* **EXERCISE GOAL**:
Going line by line through the entries below, note each one with "description", then report how many there are and nothing else.

*** Begin section ***

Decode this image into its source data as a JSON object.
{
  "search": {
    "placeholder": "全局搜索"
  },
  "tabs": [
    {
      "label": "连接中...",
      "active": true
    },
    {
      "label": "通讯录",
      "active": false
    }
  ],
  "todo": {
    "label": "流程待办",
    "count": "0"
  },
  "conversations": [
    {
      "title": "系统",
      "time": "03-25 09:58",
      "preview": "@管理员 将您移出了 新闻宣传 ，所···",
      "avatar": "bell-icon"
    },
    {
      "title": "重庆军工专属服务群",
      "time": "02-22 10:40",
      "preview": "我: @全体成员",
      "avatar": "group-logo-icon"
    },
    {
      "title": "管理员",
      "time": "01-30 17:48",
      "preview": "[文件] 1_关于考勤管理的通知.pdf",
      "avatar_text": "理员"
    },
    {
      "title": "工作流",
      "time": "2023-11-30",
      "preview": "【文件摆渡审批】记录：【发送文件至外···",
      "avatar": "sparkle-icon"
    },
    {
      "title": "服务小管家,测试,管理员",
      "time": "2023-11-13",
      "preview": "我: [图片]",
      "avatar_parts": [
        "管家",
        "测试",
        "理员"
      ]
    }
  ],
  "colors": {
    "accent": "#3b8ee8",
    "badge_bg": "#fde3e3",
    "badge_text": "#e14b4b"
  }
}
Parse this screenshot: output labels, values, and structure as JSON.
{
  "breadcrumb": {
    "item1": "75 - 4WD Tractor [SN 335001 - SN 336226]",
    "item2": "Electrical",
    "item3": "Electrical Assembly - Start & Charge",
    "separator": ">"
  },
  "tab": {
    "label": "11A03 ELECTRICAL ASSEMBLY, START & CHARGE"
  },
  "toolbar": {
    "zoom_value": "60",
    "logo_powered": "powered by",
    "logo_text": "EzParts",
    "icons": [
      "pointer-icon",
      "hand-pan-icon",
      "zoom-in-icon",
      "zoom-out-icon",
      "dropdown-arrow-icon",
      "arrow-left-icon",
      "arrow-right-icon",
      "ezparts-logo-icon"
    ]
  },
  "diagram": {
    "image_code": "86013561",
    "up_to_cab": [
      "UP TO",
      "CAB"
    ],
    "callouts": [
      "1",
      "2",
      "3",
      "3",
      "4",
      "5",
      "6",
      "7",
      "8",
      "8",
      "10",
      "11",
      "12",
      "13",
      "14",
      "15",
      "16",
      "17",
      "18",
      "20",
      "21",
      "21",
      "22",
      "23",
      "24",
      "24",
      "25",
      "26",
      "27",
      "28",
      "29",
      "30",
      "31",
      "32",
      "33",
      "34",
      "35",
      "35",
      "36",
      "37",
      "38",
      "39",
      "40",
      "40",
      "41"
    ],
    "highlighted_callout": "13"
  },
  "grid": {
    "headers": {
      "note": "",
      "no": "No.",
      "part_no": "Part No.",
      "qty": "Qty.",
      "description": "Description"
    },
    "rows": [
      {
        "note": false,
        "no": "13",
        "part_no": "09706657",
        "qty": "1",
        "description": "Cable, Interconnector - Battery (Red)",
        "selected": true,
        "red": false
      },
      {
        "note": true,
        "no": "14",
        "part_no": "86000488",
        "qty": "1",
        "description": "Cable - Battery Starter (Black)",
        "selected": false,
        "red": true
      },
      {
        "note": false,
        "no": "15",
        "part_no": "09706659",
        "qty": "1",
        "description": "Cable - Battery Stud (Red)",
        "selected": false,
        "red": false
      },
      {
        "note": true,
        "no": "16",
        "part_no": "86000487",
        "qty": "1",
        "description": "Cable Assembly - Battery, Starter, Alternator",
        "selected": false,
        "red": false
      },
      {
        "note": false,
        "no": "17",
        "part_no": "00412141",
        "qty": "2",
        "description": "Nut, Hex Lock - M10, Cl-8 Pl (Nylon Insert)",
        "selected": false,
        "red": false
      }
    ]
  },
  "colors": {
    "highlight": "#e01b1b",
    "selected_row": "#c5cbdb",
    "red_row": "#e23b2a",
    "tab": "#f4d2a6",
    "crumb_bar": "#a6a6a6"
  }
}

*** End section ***

* **FINISHED EXERCISE**:
6